[Dataset rows for apps and sites]
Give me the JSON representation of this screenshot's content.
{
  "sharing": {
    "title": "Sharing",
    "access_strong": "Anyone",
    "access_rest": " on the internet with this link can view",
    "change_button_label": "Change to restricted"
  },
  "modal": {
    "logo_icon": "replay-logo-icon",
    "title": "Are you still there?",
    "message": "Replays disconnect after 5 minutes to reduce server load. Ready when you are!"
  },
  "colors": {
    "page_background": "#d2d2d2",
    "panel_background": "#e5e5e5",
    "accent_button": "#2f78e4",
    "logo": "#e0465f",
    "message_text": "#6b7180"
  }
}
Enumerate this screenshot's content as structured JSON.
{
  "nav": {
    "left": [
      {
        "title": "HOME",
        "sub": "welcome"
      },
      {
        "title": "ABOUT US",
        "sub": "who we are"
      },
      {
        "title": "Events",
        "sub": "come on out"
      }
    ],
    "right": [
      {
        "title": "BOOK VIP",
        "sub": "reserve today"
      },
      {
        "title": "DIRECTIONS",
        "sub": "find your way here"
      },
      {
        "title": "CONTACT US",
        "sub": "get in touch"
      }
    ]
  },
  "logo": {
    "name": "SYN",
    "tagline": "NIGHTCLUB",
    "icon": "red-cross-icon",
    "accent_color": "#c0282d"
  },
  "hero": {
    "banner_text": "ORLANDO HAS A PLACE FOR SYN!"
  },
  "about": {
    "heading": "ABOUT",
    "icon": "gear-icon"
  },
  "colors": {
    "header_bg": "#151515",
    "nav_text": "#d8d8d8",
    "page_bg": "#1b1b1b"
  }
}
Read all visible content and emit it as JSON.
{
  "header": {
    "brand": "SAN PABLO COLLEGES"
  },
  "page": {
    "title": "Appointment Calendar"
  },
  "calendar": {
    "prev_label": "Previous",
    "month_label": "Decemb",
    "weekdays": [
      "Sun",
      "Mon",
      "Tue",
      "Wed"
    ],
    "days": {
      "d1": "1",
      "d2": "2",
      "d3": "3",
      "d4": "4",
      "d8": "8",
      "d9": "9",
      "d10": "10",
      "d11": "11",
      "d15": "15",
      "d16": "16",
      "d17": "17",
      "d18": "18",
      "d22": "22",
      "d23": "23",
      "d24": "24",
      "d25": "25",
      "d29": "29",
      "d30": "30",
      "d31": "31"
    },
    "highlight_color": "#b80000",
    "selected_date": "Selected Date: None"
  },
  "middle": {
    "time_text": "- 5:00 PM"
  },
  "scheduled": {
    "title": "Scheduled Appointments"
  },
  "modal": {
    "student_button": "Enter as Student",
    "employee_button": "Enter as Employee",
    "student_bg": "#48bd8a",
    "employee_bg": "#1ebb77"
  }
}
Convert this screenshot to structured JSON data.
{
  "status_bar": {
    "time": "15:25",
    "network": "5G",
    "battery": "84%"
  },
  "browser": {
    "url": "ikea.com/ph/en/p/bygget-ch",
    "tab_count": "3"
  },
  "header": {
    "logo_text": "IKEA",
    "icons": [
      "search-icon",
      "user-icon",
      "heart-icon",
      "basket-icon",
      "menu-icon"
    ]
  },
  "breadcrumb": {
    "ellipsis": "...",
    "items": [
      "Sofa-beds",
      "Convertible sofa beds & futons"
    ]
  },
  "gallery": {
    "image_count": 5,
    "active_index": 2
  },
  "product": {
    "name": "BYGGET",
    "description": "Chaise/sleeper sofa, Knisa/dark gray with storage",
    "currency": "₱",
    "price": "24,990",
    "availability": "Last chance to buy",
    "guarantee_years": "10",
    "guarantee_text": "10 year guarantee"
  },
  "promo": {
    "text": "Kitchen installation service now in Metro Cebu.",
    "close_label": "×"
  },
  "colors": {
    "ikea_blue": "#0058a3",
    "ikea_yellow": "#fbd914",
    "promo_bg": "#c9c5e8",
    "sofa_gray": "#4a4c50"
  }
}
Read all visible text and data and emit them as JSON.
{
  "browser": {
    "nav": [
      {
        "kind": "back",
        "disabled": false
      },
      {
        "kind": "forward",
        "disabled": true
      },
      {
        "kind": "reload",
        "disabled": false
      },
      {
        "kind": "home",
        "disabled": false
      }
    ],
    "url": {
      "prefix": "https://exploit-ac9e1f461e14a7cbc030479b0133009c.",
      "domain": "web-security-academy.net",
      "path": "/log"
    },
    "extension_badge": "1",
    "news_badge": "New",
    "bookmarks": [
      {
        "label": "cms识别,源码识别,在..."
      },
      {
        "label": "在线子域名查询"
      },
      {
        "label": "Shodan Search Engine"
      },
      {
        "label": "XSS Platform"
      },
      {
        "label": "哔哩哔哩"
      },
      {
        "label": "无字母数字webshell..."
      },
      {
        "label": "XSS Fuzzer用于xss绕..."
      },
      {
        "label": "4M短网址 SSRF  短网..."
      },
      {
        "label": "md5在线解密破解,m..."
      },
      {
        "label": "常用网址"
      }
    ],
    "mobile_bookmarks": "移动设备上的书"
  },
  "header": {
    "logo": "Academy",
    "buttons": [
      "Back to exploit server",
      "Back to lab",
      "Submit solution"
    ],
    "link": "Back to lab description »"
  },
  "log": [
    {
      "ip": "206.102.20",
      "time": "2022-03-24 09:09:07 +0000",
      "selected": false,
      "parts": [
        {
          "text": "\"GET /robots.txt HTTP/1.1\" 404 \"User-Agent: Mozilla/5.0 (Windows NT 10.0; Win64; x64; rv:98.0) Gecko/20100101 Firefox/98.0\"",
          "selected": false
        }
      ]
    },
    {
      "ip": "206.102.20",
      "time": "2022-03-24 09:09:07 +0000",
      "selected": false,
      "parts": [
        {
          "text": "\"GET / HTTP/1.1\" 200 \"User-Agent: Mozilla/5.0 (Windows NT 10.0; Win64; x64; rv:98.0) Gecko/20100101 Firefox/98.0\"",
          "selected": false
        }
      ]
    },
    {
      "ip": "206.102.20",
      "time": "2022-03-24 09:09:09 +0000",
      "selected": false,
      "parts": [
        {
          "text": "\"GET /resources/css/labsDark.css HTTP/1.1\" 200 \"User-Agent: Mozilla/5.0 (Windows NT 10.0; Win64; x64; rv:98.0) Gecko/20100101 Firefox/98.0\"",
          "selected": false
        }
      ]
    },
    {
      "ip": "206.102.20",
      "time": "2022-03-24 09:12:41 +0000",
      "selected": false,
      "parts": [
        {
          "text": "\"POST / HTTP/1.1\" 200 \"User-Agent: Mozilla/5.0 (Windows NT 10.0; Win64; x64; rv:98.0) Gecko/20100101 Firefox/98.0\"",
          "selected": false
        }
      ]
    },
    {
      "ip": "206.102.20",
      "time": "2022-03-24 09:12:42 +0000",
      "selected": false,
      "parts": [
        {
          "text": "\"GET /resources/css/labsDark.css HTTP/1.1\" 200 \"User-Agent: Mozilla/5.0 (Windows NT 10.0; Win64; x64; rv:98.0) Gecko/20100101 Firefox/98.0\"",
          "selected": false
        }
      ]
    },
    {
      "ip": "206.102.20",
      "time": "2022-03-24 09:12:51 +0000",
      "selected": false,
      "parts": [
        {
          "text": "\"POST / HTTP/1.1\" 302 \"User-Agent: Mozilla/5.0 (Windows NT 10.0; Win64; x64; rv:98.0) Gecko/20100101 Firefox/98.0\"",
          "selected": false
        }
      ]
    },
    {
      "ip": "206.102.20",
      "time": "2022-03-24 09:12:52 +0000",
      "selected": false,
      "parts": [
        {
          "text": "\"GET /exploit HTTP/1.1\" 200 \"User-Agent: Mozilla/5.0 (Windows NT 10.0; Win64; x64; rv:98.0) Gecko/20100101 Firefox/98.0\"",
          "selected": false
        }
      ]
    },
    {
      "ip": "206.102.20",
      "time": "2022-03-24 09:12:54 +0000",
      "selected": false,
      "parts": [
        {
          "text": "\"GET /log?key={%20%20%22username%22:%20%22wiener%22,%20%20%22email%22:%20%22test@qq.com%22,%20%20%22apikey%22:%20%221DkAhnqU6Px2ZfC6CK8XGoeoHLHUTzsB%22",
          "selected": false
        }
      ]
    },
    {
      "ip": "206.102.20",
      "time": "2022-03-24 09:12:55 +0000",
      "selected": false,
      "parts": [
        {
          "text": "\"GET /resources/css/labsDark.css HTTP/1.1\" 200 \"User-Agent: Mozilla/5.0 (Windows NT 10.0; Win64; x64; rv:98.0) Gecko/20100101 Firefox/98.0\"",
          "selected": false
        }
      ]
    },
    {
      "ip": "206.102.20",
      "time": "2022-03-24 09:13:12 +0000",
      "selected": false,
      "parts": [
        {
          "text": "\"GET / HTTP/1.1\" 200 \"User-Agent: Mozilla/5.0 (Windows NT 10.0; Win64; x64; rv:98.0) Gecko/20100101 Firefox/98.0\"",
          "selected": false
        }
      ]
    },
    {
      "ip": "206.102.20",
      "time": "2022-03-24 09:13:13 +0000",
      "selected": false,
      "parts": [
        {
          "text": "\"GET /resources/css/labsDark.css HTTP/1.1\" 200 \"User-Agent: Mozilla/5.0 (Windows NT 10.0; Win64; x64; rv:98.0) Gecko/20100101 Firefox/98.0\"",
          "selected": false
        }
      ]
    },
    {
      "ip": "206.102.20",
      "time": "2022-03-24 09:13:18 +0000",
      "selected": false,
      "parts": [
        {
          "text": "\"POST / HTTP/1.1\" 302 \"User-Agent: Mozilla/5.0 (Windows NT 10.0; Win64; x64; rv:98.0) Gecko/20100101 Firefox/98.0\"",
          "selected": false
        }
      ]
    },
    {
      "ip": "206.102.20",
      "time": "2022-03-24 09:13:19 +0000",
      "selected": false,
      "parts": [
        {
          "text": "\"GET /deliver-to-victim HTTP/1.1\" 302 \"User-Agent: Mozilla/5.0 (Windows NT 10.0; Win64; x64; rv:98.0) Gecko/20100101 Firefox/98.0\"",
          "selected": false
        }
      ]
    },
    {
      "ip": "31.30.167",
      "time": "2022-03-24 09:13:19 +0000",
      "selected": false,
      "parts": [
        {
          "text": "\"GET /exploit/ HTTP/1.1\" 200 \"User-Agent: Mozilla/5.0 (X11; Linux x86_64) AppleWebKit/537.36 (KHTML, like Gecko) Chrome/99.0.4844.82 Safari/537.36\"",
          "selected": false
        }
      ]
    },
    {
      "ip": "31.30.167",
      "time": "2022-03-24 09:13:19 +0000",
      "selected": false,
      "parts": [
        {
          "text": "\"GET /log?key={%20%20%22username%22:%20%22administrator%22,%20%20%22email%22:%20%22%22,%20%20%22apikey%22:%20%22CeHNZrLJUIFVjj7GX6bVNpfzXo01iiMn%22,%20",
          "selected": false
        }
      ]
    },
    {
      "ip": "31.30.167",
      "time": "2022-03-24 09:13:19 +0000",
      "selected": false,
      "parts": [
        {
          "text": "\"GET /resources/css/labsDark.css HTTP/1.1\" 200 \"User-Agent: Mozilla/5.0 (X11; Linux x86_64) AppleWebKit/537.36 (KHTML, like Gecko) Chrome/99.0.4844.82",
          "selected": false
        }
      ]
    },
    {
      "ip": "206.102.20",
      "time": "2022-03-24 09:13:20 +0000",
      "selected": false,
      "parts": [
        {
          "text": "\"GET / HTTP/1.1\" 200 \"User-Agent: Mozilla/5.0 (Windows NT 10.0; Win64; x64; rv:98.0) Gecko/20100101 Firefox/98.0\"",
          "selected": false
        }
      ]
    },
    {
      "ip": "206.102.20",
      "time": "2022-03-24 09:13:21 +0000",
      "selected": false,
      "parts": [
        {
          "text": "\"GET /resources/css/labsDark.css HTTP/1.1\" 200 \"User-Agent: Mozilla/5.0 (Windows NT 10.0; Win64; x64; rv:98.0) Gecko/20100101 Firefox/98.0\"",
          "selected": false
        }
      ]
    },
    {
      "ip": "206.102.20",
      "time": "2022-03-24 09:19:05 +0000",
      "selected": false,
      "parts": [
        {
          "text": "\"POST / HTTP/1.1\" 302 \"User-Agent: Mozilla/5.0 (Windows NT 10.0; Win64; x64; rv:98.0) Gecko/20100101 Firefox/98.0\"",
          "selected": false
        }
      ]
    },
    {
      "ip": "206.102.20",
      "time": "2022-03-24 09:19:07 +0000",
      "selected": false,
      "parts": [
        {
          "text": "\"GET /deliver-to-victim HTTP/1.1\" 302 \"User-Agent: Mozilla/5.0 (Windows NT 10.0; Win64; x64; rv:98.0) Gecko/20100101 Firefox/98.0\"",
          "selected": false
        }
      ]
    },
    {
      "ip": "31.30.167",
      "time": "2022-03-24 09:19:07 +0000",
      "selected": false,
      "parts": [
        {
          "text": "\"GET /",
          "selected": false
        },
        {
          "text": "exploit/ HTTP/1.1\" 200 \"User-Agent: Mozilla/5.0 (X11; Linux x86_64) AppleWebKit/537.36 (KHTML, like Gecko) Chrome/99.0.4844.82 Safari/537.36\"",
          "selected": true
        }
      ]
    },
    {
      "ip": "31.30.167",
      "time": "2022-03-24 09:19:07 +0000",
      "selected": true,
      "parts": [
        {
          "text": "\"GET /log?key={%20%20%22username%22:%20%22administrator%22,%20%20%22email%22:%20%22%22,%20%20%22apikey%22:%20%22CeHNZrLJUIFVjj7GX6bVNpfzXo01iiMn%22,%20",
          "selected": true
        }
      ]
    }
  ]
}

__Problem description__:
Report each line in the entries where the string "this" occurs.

__Final answer__:
Give me the JSON representation of this screenshot's content.
    "access_rest": " on the internet with this link can view",
Enumerate this screenshot's content as structured JSON.
Convert this screenshot to structured JSON data.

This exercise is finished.